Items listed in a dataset
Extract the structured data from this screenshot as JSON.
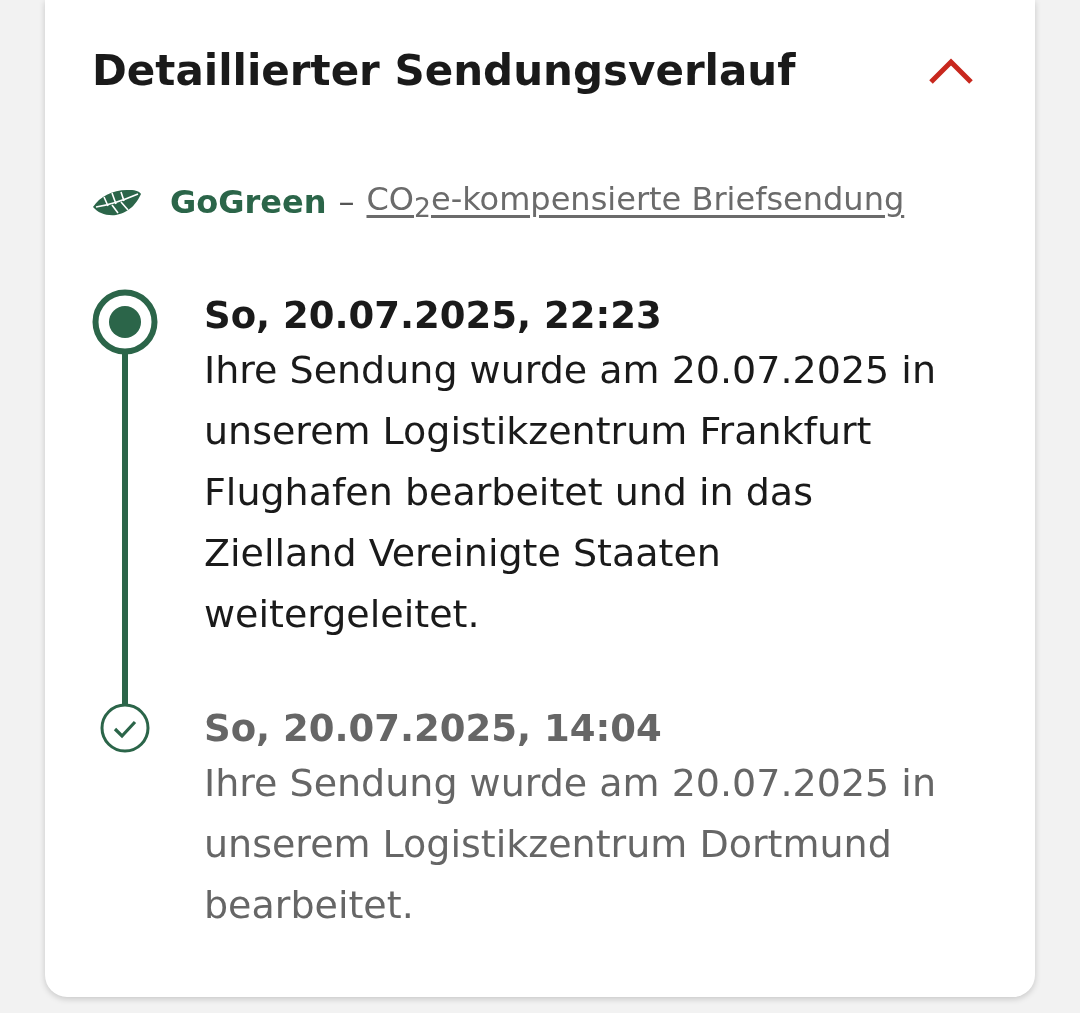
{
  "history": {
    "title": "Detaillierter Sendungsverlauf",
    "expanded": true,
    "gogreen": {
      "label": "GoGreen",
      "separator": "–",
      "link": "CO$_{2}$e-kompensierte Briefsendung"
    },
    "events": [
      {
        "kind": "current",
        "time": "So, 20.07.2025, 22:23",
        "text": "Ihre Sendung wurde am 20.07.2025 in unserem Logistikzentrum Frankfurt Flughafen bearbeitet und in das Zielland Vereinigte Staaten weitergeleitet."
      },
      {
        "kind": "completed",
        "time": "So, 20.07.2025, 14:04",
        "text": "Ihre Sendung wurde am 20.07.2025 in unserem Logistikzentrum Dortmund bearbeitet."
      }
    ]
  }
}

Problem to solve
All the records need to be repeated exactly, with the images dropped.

Output for this task
Extract the structured data from this screenshot as JSON.
{
  "history": {
    "title": "Detaillierter Sendungsverlauf",
    "expanded": true,
    "gogreen": {
      "label": "GoGreen",
      "separator": "–",
      "link": "CO$_{2}$e-kompensierte Briefsendung"
    },
    "events": [
      {
        "kind": "current",
        "time": "So, 20.07.2025, 22:23",
        "text": "Ihre Sendung wurde am 20.07.2025 in unserem Logistikzentrum Frankfurt Flughafen bearbeitet und in das Zielland Vereinigte Staaten weitergeleitet."
      },
      {
        "kind": "completed",
        "time": "So, 20.07.2025, 14:04",
        "text": "Ihre Sendung wurde am 20.07.2025 in unserem Logistikzentrum Dortmund bearbeitet."
      }
    ]
  }
}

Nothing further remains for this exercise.